gave instructions in classics to a number of young men, who were thus
enabled to take their places in Toronto University and in Knox College,
In addition to these schools, Mr.
Gunn, of St. Andrew's, afterwards Hon. Donald Gunn, had for a time a
commercial school at hishome
for the sons of Hudson's Bay Company factors and traders, so that they
might be fitted for the company's business in which they were to succeed
From the death of Mr. Macallum,
1849, there was a vacancy in the school for girls until 1851, when Mrs.
Mills and her two daughters came from England to assume its charge. A
new building was erected for this school a little further down the river
to which was given the name of St. Cross. This was the same building
enlarged with which we were familiar a few years ago as St. John's Boys'
College, and which has lately been taken down. Mrs. Mills is said to
have been very thorough in her instruction and management. The young
ladies were trained in all the social etiquette of the day in addition
to the more solid education imparted. Miss Mills assisted her mother
with the music and modern languages. Miss Harriet Mills, being younger,
was more of a companion to the girls, and accompanied them on walks, in
winter on the frozen river, in summer towards the plain, and unless her
maturer years belie the record of her girlhood we may imagine she was a
very lively and agreeable companion. In addition to her regular school
duties Mrs. Mills had a class for girls who were beyond school age.
She also gave assistance in Sunday school work.
The pianos used in these school had to be
brought by sea, river and portage by way of Hudson Bay; one of them is
still in possession of Miss Lewis, St. James.

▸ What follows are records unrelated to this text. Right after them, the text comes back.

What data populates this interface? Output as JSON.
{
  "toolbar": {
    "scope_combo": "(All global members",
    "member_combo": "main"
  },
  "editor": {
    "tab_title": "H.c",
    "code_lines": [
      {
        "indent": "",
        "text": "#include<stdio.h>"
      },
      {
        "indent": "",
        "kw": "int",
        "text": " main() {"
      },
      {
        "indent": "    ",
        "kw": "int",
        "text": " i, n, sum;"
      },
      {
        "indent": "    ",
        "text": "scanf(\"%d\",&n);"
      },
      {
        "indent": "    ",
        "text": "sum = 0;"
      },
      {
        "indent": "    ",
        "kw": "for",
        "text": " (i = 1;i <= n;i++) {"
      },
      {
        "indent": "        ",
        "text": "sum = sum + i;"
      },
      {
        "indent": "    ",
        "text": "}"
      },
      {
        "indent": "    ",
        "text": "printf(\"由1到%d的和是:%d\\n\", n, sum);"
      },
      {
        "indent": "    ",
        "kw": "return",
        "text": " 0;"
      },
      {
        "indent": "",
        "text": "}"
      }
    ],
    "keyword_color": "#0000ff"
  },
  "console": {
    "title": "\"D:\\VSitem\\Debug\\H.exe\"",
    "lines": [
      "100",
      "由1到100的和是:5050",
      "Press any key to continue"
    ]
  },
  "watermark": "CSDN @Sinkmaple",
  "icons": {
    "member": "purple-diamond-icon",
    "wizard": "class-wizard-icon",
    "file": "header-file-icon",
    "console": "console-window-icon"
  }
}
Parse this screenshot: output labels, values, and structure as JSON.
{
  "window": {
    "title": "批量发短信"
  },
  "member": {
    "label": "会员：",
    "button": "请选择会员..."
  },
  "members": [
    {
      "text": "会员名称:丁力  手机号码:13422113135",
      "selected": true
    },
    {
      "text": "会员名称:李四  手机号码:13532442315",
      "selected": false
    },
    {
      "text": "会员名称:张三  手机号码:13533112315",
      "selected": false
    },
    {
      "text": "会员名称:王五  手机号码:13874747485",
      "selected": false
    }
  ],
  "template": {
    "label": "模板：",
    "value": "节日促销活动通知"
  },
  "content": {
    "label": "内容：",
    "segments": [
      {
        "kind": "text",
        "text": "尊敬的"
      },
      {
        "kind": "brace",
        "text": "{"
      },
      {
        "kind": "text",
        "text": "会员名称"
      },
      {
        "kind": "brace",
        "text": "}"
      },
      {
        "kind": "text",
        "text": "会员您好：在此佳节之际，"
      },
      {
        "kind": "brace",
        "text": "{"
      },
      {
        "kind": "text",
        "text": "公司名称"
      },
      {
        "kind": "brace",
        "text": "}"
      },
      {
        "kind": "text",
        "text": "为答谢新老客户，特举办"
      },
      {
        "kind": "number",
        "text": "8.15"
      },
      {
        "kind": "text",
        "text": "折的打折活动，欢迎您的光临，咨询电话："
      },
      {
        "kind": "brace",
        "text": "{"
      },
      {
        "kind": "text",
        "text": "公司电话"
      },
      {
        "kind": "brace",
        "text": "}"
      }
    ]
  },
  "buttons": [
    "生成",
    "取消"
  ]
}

The teachers from England
had to traverse the same somewhat discouraging route in coming into the
Settlement. Miss Mills, who came alone a little later than her mother
and sister, traveled from York Factory under the care of Mr. Thomas
Sinclair. She always manifested the highest appreciation of his kindness
to her during the way, making his men cut down and pile up branches
around her to protect her from the cold when his party had to camp out
for the night.